** Opening Data supplied block **

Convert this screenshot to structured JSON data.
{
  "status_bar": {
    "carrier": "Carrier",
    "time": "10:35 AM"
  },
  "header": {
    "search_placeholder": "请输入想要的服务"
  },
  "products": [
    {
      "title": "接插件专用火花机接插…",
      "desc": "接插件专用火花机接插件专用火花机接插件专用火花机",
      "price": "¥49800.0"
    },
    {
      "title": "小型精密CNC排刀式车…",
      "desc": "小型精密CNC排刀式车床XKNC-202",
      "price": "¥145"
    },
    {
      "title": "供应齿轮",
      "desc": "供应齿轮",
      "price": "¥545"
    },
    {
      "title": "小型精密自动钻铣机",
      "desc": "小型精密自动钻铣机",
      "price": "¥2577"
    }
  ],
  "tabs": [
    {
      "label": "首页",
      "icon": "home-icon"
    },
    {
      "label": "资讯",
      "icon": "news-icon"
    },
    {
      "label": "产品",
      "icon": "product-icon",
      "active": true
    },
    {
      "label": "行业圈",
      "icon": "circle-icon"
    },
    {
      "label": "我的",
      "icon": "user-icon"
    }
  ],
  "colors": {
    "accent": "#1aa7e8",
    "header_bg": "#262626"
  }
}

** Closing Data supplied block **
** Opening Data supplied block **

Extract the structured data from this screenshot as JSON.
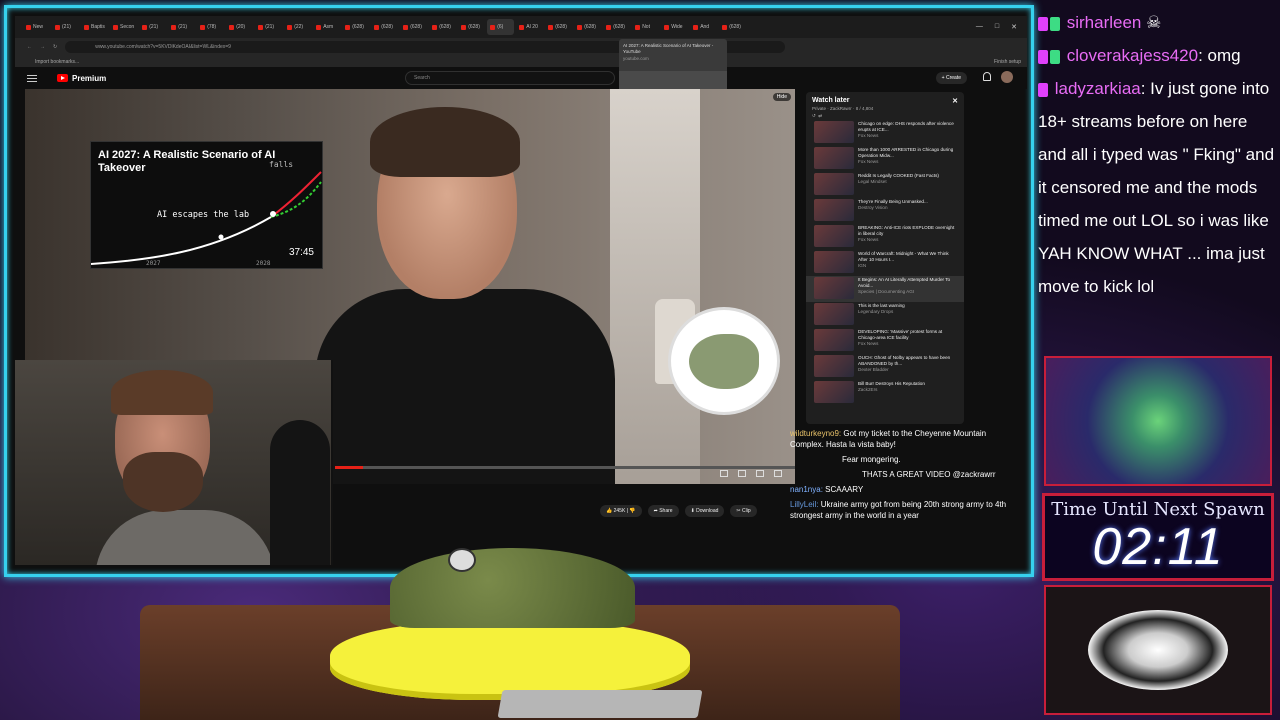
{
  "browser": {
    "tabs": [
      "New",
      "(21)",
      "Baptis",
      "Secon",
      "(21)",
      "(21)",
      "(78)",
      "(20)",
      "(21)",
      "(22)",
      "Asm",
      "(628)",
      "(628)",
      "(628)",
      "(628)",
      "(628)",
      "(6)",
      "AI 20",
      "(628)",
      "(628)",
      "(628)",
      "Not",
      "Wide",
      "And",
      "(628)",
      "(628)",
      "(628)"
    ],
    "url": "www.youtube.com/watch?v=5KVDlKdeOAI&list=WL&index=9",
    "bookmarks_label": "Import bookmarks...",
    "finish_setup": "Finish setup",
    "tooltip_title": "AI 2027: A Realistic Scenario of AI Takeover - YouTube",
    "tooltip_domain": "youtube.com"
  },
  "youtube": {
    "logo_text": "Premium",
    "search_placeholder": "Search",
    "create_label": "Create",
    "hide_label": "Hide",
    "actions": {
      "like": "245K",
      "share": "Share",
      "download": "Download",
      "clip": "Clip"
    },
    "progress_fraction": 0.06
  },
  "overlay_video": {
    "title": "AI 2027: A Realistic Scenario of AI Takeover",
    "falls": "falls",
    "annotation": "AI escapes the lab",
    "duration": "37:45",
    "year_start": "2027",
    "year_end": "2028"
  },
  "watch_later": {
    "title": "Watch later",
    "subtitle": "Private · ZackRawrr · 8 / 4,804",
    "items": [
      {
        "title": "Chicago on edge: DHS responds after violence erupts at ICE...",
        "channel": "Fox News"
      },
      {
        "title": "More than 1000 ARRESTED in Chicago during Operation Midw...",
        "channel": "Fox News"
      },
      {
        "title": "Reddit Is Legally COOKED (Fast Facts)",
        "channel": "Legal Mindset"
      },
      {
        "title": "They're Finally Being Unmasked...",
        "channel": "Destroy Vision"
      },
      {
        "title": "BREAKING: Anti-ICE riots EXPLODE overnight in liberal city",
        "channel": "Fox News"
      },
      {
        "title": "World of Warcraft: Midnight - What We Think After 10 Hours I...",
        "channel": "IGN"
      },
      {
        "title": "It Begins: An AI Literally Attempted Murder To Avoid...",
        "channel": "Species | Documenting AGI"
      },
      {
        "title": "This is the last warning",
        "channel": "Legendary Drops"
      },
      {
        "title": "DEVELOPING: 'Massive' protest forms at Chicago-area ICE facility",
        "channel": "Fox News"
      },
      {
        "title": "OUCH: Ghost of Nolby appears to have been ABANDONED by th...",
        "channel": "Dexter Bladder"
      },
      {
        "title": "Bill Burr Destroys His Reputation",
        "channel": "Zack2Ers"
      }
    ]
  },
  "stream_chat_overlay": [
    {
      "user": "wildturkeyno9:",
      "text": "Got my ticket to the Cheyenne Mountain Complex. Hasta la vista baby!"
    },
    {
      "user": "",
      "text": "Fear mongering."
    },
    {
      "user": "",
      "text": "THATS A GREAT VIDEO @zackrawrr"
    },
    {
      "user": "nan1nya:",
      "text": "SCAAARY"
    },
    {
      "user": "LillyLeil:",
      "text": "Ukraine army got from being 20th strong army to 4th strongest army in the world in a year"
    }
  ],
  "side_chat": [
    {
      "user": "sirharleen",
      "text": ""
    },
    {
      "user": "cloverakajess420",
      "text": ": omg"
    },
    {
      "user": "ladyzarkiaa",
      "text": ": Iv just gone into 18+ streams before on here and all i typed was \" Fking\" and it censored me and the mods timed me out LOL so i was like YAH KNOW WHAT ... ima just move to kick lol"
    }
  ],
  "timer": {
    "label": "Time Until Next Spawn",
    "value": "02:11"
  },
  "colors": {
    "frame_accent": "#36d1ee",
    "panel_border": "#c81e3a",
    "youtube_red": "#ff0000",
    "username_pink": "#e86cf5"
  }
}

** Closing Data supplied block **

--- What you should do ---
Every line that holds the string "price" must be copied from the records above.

--- Response to the task ---
      "price": "¥49800.0"
      "price": "¥145"
      "price": "¥545"
      "price": "¥2577"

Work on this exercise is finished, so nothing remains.